Before giving up the microphone, Martin issued action calls to “send Tom Cotton back to Dardanelle… Elect Josh Mahony,” and implored those in attendance to not confuse unanimity with unity, to not let “perfect be the enemy of good,” and be “yellow dog Democrats.”
After a few more words by another state senator, Linda Chesterfield (D-Little Rock), the crowd was roused and ready for the main event.
Klobuchar opened on introductions that segued into a story about her first time in the White House, during the Clinton administration, when she was a district attorney in Minnesota. She was set to introduce the then-President Bill Clinton at an event, and almost walked on stage (in his moment) to the tune of “Hail to the Chief,” the presidential anthem.
“I start walking in and all of a sudden I feel this big hand on my shoulder and this voice says, ‘I know you’re going to do great out there, but when they play that song, I usually go first,’” Klobuchar remembers President Clinton saying. “I can tell you, Arkansas Democrats,” Klobuchar says behind a grin. “That may have been my first time in the White House, but it won’t be my last.”
Beneath the laughs and cheers that this story achieved, the stage was set. Klobuchar carried an animation and humanity that is not always evident on the debate stage or in front of a camera. She seemed to be in her element in this intimate, southern atmosphere.
Perhaps, for good reason. A common theme of her half-hour speech was the comparison between the voter demographics of Minnesota and Arkansas and correlating that this makes her the right choice for Arkansans. If nothing else, the night made it apparent why she is so popular in Minnesota, even in the rural areas.
She spoke of her family history as the granddaughter of a miner, the daughter of a teacher and a newspaperman, the first woman elected to the U.S. Senate from the state of Minnesota and now a presidential candidate for a major party. “That’s what the shared dreams of this country are about,” she went on to say. “The simple idea that no matter where you come from, or what you look like, or who you know, or who you love or where you worship, that you can make it in the United States of America.”
When she came back around to the topic she had talked about earlier in the day, gun reform, she made a point to emphasize her voice, and how she was not talking about it in “New York,” or in “Minneapolis,” but rather, in rural America. “Because you, like my state, have a rich tradition of hunting, right?” she posited.
She talked about the importance of rural broadband and rural hospitals, two topics of conversation that Arkansans know well.
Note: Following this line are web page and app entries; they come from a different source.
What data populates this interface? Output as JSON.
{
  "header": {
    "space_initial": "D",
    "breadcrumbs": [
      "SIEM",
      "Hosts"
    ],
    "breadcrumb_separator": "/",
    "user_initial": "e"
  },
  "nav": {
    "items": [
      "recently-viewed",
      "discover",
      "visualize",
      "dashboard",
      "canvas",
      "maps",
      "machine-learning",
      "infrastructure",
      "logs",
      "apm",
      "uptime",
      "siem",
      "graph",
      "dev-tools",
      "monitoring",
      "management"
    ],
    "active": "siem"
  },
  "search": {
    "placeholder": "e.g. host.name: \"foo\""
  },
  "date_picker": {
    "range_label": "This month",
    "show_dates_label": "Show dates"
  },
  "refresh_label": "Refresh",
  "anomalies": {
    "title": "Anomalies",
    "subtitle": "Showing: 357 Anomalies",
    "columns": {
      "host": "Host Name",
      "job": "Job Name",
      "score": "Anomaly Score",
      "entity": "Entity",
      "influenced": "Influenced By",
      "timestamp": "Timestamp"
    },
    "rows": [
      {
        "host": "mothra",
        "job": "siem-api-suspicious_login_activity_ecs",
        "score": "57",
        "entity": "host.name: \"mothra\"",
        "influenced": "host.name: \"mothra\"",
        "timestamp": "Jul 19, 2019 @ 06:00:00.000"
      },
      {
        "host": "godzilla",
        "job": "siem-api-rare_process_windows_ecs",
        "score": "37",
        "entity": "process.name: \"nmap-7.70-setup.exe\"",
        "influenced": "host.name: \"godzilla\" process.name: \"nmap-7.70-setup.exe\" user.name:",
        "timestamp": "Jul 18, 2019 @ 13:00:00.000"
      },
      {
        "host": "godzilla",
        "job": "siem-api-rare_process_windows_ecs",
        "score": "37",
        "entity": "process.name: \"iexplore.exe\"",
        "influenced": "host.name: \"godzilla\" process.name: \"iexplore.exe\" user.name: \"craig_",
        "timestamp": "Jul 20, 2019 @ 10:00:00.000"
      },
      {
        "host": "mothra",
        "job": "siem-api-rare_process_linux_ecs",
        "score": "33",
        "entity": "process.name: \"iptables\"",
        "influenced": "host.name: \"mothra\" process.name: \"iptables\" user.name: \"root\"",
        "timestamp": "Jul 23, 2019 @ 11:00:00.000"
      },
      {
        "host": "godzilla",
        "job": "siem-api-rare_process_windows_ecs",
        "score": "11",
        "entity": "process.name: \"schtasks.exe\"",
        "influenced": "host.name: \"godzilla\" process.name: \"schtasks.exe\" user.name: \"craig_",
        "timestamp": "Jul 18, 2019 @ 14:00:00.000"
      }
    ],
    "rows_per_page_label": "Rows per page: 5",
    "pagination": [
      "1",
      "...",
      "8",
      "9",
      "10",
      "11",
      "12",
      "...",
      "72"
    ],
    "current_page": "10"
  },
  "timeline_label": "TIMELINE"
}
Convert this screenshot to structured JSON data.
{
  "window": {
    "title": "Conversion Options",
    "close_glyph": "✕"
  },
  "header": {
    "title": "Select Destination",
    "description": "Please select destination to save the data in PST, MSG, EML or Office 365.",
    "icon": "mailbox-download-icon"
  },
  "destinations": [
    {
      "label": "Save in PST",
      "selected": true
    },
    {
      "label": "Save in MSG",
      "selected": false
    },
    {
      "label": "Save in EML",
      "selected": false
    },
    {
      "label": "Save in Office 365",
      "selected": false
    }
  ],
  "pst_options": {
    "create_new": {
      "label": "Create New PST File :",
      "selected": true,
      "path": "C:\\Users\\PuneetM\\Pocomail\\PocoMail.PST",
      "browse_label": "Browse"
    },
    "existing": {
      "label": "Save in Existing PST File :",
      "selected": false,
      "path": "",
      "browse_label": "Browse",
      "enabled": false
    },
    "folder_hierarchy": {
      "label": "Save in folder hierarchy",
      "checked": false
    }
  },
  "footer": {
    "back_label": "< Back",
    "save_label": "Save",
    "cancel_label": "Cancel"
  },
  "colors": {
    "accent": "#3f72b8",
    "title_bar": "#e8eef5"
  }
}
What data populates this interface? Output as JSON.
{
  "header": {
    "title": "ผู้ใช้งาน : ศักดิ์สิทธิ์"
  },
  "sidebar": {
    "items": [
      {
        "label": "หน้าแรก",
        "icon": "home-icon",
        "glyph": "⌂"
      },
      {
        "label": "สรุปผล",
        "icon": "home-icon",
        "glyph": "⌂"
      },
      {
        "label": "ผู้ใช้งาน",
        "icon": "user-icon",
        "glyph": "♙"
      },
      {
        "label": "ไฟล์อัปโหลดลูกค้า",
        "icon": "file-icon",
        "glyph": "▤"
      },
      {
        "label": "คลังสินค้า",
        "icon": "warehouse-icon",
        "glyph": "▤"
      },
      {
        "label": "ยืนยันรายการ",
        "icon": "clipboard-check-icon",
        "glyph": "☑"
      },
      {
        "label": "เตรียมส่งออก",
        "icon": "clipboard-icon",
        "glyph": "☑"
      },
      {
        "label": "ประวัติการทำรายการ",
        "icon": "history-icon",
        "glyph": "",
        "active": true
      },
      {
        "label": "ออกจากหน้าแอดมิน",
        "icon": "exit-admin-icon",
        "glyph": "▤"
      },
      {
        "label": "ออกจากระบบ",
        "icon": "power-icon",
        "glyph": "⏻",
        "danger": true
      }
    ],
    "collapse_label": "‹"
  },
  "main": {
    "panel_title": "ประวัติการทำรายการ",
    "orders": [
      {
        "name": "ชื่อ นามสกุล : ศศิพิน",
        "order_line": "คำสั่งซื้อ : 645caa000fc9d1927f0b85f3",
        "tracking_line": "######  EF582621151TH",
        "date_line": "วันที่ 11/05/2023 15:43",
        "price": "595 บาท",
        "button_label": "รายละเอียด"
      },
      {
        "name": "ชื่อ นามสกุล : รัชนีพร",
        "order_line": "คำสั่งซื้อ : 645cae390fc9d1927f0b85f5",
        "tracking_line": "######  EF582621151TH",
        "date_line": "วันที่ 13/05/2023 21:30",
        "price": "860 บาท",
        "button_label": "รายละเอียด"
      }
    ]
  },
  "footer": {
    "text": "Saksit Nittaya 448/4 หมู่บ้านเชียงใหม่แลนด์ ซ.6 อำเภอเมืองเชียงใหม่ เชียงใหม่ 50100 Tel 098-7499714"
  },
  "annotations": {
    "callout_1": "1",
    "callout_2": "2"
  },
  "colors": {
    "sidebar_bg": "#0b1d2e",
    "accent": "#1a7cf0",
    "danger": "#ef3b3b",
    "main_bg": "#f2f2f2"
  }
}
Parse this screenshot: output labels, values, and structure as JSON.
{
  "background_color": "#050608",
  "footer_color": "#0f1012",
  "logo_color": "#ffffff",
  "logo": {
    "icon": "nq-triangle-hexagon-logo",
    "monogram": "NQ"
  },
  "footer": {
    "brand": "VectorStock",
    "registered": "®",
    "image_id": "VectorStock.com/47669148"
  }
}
On healthcare (the most divisive topic among democrats), she made no surprises by staking her flag on the public option side of the debate and said that she would do it “right away,” theoretically utilizing it as a stepping stone for medicare for all. Essentially, a public option would provide Americans the choice to either buy into government-run health insurance or keep their private insurance plan. Not so different from our K-12 education system.
There were many other surfaces of policy that the senator touched on throughout the evening, including: the importance of community college, automatic voter registration at age 18 for all American citizens, Trump criticisms, climate change talk and overturning Citizens United, among other things.
She closed the night with another messaging story, this one of her husband. The third of three brothers, she tells, he was always the quiet one and as a child was accidentally left behind at a gas station on a family vacation. “When I lead your ticket,” Klobuchar promises. “We will not leave Arkansas and the heartland behind at the gas station.”
READ MORE: Two Presidential Candidates Heading to Little Rock